I don't believe that large-scale aquaculture is sustainable.

One of these days, we're going to have to get around to admitting that we have an overpopulation problem.

One thing that might interest you, along these lines, is some research done by a guy at University of Winnipeg (?), suggesting that the human species is now dependent on the supply of nitrogen fertilizer for its survival.

zack said...

One of these days, we're going to have to get around to admitting that we have an overpopulation problem.

Great point. So, what do you suggest....put the fish-farming project on the shelf, and instead ship half the earth's population to Venus?

My guess would be that ocean ecosystems would adapt, and endure, if we were to create massive fish farms.
THAT IS - if it means we stop raping and pillaging wild stocks.

I mean really...come on...you guys sound like you think fish farming is more harmful to ocean ecosystems than commercial trawling. What does "restoring the fisheries" even mean? That we stop fishing for 5 years, and let the stocks "heal?" That worked great with the Cod stocks. Hey, do you know what they still eat in Newfoundland? Despite the vaunted "moratorium?" Cod.

For a (poor?) analogy...why do you think there are still deer, moose, antelope, etc in north america?
Because of cows and pigs.

Admitting we have an overpopulation problem means finding sustainable food solutions. Saying "restore the fisheries" is like saying "Whatever, I'll let my grandkids worry about it"

odograph said...

Don't make a straw man argument, Zack.

This is not a binary choice between (over) fish farming and (over) fishing.

Rationally, some limited farming and/or limited fishing may be possible.

Unfortunately, there are few constituencies focused on limiting things. Certainly no commercial actor makes more money with a limit. Whether it is fishing or farming, the commercial pressure will be on "more."

Now, do your research and scope it out ... I suggest "The Doryman’s Reflection" by Paul Molyneaux, if you have not already read it.

But speaking as one of that tiny minority interested in restoring the ocean's natural productivity (for both aesthetic and practical reasons) ... I think we need more "no fish zones" and fewer ten zillion tuna enclosures.

john said...

Wonderdog: I was wondering if you were still reading. Nice to see you.

Re: Population problems. I agree that there's an overpopulation problem, obviously. But even if we begin strict controls now, the population is likely to peak at 9 billion people. A more realistic estimate is 12 billion. Those people need to be fed somehow, and humans do require some protein. Seems to me that fish farms are one of the only ways to get that protein efficiently.

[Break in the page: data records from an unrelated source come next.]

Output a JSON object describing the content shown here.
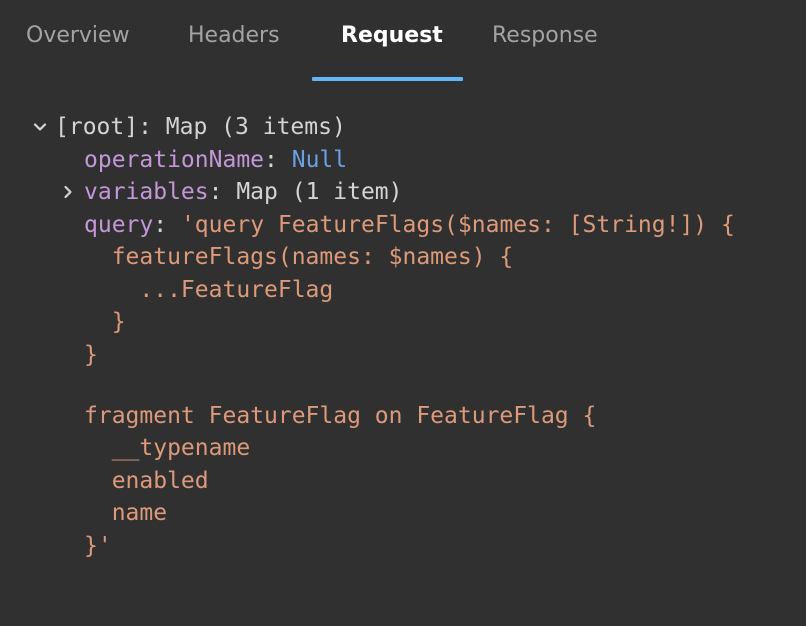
{
  "tabs": [
    {
      "label": "Overview",
      "active": false
    },
    {
      "label": "Headers",
      "active": false
    },
    {
      "label": "Request",
      "active": true
    },
    {
      "label": "Response",
      "active": false
    }
  ],
  "tree": {
    "root": {
      "key": "[root]",
      "sep": ": ",
      "summary": "Map (3 items)",
      "expanded": true,
      "icon": "chevron-down-icon"
    },
    "operationName": {
      "key": "operationName",
      "sep": ": ",
      "value": "Null"
    },
    "variables": {
      "key": "variables",
      "sep": ": ",
      "summary": "Map (1 item)",
      "expanded": false,
      "icon": "chevron-right-icon"
    },
    "query": {
      "key": "query",
      "sep": ": ",
      "lines": [
        "'query FeatureFlags($names: [String!]) {",
        "  featureFlags(names: $names) {",
        "    ...FeatureFlag",
        "  }",
        "}",
        "",
        "fragment FeatureFlag on FeatureFlag {",
        "  __typename",
        "  enabled",
        "  name",
        "}'"
      ]
    }
  },
  "colors": {
    "background": "#303030",
    "tab_active": "#ffffff",
    "tab_inactive": "#a3a3a3",
    "indicator": "#64b5f6",
    "key": "#c397d8",
    "null": "#6aa1e0",
    "string": "#dd9a7a",
    "plain": "#d4d4d4"
  }
}
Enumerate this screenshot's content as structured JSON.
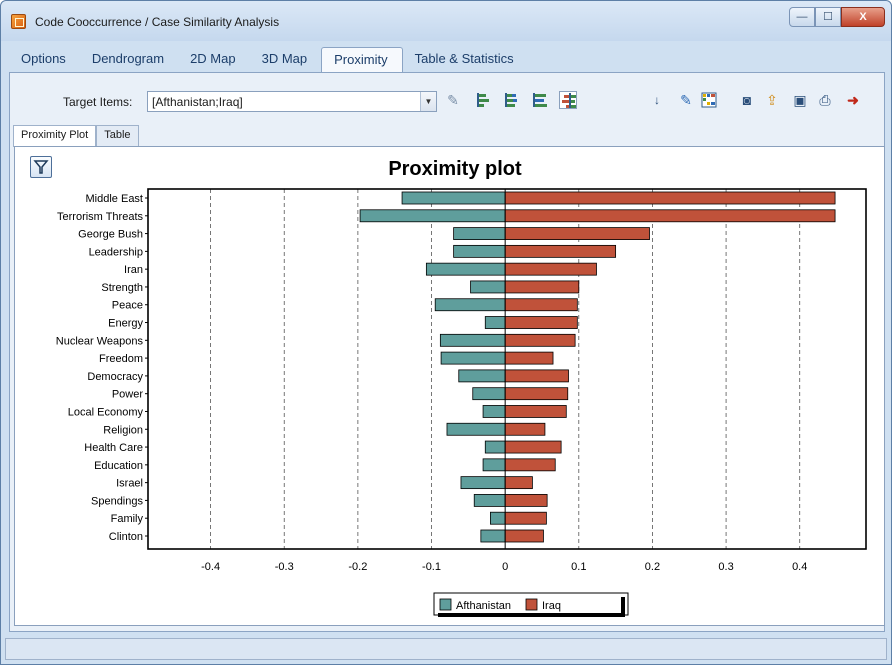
{
  "window": {
    "title": "Code Cooccurrence / Case Similarity Analysis"
  },
  "controls": {
    "minimize": "—",
    "maximize": "☐",
    "close": "X"
  },
  "menu_tabs": [
    "Options",
    "Dendrogram",
    "2D Map",
    "3D Map",
    "Proximity",
    "Table & Statistics"
  ],
  "active_menu_tab": "Proximity",
  "toolbar": {
    "target_label": "Target Items:",
    "target_value": "[Afthanistan;Iraq]"
  },
  "sub_tabs": [
    "Proximity Plot",
    "Table"
  ],
  "icons": [
    "filter-icon",
    "eraser-icon",
    "bar-chart-icon",
    "sort-icon",
    "chart-settings-icon",
    "grid-icon",
    "camera-icon",
    "export-icon",
    "save-icon",
    "print-icon",
    "exit-icon"
  ],
  "colors": {
    "afghanistan": "#5f9e9c",
    "iraq": "#c0523a"
  },
  "chart_data": {
    "type": "bar",
    "orientation": "horizontal",
    "title": "Proximity plot",
    "categories": [
      "Middle East",
      "Terrorism Threats",
      "George Bush",
      "Leadership",
      "Iran",
      "Strength",
      "Peace",
      "Energy",
      "Nuclear Weapons",
      "Freedom",
      "Democracy",
      "Power",
      "Local Economy",
      "Religion",
      "Health Care",
      "Education",
      "Israel",
      "Spendings",
      "Family",
      "Clinton"
    ],
    "series": [
      {
        "name": "Afthanistan",
        "values": [
          -0.14,
          -0.197,
          -0.07,
          -0.07,
          -0.107,
          -0.047,
          -0.095,
          -0.027,
          -0.088,
          -0.087,
          -0.063,
          -0.044,
          -0.03,
          -0.079,
          -0.027,
          -0.03,
          -0.06,
          -0.042,
          -0.02,
          -0.033
        ]
      },
      {
        "name": "Iraq",
        "values": [
          0.448,
          0.448,
          0.196,
          0.15,
          0.124,
          0.1,
          0.098,
          0.098,
          0.095,
          0.065,
          0.086,
          0.085,
          0.083,
          0.054,
          0.076,
          0.068,
          0.037,
          0.057,
          0.056,
          0.052
        ]
      }
    ],
    "x_ticks": [
      "-0.4",
      "-0.3",
      "-0.2",
      "-0.1",
      "0",
      "0.1",
      "0.2",
      "0.3",
      "0.4"
    ],
    "xlim": [
      -0.485,
      0.49
    ],
    "grid": true,
    "legend": "bottom"
  },
  "status": {
    "text": ""
  }
}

Oh, and regarding breeding between wild and farmed stocks, there's some controversy around that - the fish that are explicitly grown for food seem to be much, much stupider than their wild counterparts. One researcher I read concluded that all escapees from one farm died before they could breed.

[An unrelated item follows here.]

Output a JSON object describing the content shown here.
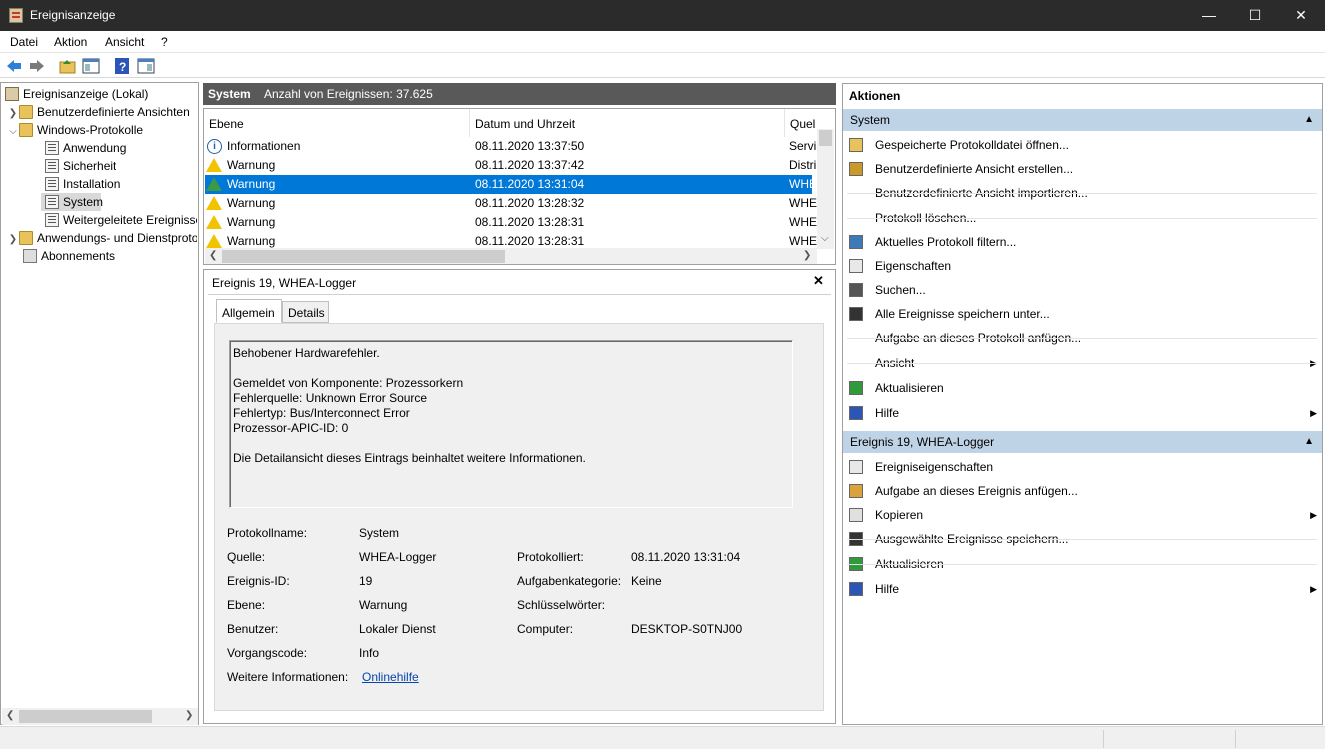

Odograph: I don't know if we can say what the real world impact of ocean fish farms are - there's too few. The question we should be asking is, is there a qualitative difference between open ocean farms and inland ones. The stuff I've read (and I'm literally only a few days in to my interest on this subject) seems to argue that there is.

I don't think I ignored any of the issues you raised. In fact, I explicitly drew the division between what is possible and what the current state of affairs is. I don't think it's naive to point out that things can be done much better.

I (unfairly) mocked the possibility of growing herbivorous fish like carp and tilapia in the post, largely because I think westerners will insist on eating tuna and salmon. But it's worth pointing out that Chinese and Indian fish farming is based around different breeds of herbivorous fish.

Finally, regarding the issue of preserving the fisheries, the obvious corrolary (though unlikely to occur in reality) to open ocean aquaculture is a global ban on commerical fishing, as fish farming accelerates. This would also solve the problem of caught fish being used as feed.

I don't want to see the oceans despoiled any more than I want to see the climate unbalanced. However, (and call me a human chauvinist if you like) the reality is that humanity needs survival options, and fast. And we need as many options as possible.